--- START ---
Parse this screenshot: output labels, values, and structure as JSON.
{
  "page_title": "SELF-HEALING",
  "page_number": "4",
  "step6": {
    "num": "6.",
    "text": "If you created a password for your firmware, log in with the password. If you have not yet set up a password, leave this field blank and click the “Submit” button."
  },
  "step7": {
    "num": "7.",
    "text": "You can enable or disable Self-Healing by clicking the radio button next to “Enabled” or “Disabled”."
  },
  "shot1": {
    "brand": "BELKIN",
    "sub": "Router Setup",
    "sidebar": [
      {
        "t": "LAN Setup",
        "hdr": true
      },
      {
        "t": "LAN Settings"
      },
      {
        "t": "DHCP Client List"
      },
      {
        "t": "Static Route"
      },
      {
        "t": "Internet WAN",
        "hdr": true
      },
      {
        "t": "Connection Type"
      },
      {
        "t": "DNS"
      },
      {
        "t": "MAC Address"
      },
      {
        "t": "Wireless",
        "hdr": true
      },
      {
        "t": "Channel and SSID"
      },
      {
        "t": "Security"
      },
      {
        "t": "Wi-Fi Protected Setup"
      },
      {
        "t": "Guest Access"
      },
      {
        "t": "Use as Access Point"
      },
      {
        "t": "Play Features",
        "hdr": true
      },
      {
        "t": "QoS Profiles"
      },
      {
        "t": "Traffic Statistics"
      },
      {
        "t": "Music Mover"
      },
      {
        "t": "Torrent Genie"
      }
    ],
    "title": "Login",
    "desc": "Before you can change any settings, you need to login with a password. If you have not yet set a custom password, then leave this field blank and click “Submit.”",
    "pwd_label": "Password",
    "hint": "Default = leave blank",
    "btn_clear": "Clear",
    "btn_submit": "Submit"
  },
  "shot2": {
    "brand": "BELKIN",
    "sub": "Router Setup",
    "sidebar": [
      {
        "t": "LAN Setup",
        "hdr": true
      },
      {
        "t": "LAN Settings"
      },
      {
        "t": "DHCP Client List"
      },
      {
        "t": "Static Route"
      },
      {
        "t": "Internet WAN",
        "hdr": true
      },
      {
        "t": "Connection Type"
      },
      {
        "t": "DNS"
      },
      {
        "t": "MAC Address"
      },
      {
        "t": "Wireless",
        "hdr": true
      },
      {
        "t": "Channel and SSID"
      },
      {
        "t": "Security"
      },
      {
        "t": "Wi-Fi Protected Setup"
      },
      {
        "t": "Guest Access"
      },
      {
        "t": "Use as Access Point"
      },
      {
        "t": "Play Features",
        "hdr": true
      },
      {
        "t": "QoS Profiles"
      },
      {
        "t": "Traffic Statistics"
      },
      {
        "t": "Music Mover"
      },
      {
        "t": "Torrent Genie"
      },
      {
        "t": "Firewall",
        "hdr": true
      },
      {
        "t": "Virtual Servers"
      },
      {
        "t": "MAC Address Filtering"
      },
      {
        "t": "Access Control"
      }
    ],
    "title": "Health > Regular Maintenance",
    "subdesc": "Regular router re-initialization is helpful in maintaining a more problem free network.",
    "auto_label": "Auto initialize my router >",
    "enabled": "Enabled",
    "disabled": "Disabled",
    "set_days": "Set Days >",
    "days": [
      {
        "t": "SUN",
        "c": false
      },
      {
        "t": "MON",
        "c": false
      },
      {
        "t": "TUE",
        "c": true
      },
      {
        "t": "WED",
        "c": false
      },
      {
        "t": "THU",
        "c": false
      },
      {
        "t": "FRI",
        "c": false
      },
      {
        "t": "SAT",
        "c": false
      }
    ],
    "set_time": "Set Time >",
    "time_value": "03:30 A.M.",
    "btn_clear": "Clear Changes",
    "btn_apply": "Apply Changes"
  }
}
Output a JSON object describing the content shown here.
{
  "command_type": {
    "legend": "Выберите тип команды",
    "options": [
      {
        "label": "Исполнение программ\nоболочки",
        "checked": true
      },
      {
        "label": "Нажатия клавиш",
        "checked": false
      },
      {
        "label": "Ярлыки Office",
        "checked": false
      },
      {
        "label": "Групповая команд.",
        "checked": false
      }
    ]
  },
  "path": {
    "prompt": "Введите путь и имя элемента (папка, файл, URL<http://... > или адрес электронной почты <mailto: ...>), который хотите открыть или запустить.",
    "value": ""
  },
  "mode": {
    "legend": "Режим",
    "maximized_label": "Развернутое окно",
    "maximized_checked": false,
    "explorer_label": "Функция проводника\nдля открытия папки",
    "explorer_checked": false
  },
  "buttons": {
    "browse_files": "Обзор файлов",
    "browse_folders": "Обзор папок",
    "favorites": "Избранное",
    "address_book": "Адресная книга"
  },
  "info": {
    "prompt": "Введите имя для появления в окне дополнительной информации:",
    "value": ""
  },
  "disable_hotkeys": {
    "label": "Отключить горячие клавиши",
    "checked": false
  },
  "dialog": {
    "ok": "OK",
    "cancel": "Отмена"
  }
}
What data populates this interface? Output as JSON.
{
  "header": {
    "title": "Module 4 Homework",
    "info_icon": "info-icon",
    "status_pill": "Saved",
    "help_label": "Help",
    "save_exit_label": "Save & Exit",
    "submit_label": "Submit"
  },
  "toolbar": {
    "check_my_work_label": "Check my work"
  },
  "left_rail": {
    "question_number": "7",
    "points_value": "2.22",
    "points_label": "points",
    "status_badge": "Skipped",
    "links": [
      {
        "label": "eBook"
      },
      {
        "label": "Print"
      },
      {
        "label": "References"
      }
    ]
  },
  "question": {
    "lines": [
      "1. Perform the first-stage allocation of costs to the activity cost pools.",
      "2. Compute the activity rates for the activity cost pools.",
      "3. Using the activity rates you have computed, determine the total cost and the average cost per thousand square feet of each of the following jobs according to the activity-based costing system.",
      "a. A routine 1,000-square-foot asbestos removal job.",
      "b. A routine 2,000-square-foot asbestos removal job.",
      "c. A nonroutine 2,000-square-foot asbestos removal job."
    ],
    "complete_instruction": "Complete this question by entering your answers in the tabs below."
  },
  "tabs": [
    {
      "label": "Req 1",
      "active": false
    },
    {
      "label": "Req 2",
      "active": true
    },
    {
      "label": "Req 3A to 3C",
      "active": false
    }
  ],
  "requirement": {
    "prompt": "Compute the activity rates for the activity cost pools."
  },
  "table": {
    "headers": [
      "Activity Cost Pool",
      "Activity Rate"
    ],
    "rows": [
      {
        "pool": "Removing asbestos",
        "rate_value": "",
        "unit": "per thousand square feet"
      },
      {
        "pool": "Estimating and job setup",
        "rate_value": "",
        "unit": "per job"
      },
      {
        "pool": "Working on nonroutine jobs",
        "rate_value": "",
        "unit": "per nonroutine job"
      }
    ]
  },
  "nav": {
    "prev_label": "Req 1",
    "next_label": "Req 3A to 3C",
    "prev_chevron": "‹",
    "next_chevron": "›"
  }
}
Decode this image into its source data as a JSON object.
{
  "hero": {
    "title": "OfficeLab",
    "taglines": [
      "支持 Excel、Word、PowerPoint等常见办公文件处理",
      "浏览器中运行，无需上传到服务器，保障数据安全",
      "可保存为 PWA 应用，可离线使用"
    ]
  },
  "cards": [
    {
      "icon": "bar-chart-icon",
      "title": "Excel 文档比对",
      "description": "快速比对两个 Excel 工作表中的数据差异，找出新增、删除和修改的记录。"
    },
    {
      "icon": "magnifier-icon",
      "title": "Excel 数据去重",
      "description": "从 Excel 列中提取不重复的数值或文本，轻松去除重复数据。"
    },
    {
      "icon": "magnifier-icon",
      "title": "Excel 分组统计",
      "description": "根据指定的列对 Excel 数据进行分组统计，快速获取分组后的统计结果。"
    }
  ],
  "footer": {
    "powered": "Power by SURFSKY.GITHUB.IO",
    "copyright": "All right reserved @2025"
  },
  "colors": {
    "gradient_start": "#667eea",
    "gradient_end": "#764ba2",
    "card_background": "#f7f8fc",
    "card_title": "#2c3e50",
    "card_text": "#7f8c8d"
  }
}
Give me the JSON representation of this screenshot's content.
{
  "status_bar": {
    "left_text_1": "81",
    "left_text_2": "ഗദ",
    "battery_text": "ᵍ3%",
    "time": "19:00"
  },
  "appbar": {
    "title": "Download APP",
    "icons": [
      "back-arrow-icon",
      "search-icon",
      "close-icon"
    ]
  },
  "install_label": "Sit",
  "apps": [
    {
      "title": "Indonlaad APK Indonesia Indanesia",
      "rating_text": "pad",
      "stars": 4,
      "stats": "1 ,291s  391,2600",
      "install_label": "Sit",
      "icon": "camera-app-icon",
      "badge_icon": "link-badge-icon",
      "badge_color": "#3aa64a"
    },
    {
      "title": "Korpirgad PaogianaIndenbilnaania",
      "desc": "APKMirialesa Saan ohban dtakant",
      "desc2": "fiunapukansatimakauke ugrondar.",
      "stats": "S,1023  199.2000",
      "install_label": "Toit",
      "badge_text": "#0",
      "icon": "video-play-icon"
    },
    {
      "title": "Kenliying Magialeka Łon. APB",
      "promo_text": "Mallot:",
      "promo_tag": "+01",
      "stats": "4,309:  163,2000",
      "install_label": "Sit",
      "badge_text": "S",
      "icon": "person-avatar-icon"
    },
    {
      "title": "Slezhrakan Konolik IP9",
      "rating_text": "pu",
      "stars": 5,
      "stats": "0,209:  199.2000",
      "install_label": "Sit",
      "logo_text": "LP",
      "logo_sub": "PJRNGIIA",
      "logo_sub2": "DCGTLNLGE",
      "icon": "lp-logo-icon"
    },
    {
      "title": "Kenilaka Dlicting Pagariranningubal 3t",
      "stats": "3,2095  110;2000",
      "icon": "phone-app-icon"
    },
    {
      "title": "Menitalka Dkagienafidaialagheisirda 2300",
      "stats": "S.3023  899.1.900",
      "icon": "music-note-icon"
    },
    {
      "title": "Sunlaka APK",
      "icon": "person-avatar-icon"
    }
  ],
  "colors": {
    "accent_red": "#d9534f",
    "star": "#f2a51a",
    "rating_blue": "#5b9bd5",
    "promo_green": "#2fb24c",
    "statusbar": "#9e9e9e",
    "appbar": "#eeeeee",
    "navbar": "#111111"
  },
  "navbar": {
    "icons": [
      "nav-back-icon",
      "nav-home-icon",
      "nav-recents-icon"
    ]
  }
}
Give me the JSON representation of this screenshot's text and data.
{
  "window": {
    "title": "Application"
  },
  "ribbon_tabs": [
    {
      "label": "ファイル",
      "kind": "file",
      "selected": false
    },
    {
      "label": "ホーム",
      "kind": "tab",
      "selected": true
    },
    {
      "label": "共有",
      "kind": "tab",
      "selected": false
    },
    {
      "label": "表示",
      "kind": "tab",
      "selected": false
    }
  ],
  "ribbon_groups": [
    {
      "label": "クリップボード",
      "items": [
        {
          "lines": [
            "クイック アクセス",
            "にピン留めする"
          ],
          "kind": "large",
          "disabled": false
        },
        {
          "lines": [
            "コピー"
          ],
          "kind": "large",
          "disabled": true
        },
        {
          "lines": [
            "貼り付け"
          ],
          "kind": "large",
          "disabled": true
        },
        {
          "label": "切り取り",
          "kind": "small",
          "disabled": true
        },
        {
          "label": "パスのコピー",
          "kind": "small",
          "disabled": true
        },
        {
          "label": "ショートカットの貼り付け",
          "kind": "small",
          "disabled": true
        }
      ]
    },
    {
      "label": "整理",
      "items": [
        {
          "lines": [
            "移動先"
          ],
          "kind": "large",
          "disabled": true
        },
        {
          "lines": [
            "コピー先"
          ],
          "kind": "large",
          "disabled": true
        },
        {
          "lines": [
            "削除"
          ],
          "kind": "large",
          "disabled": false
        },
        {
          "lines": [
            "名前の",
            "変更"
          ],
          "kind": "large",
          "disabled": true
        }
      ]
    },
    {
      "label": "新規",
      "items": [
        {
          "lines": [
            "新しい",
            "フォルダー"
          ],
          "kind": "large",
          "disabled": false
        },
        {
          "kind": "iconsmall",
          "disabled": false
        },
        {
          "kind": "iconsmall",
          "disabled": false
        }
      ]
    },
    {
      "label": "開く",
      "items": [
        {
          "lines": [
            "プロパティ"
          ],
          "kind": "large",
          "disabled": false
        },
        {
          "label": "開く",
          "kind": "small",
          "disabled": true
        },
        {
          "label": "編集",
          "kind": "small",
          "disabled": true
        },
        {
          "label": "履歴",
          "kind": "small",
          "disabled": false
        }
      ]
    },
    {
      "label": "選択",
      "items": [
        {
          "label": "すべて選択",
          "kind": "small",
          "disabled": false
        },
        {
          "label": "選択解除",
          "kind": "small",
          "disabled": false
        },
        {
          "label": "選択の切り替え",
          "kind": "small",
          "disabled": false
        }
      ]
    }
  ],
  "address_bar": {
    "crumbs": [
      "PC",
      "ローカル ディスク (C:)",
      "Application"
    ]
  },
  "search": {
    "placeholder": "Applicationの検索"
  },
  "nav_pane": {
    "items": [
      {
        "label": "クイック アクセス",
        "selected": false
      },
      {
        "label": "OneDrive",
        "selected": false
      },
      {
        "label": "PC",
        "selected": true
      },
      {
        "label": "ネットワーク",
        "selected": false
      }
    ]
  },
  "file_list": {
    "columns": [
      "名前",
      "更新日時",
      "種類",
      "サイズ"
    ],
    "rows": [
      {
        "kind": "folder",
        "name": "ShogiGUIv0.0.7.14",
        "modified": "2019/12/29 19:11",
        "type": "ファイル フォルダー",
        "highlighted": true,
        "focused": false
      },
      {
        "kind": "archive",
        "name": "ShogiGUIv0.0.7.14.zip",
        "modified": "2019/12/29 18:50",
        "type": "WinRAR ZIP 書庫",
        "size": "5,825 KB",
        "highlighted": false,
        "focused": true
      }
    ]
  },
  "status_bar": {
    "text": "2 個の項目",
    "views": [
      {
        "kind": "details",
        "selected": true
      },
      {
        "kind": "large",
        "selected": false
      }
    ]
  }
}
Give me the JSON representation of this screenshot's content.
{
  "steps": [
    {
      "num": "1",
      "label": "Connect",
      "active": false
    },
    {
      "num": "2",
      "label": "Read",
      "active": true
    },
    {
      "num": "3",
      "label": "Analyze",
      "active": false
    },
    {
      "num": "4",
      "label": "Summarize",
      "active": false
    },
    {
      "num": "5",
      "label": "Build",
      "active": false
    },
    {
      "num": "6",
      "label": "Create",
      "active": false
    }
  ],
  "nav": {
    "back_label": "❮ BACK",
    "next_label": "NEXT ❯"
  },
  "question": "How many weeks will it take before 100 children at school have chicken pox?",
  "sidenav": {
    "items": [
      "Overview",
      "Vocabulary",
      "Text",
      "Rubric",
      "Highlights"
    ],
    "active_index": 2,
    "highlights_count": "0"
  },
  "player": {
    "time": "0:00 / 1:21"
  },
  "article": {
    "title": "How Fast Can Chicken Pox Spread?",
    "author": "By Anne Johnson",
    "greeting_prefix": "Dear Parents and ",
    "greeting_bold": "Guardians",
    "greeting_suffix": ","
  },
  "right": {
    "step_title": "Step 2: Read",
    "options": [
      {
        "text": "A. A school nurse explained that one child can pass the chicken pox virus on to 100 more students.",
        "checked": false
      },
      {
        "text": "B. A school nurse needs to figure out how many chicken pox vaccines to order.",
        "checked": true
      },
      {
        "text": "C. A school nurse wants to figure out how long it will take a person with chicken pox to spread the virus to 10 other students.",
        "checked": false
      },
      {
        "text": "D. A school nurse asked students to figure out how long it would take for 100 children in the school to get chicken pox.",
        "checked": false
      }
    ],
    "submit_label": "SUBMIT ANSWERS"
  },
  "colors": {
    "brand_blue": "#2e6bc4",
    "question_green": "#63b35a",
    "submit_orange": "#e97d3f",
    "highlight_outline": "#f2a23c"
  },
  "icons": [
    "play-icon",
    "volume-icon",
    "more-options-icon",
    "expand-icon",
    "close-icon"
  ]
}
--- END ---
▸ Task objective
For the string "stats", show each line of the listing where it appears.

▸ Task response
      "stats": "1 ,291s  391,2600",
      "stats": "S,1023  199.2000",
      "stats": "4,309:  163,2000",
      "stats": "0,209:  199.2000",
      "stats": "3,2095  110;2000",
      "stats": "S.3023  899.1.900",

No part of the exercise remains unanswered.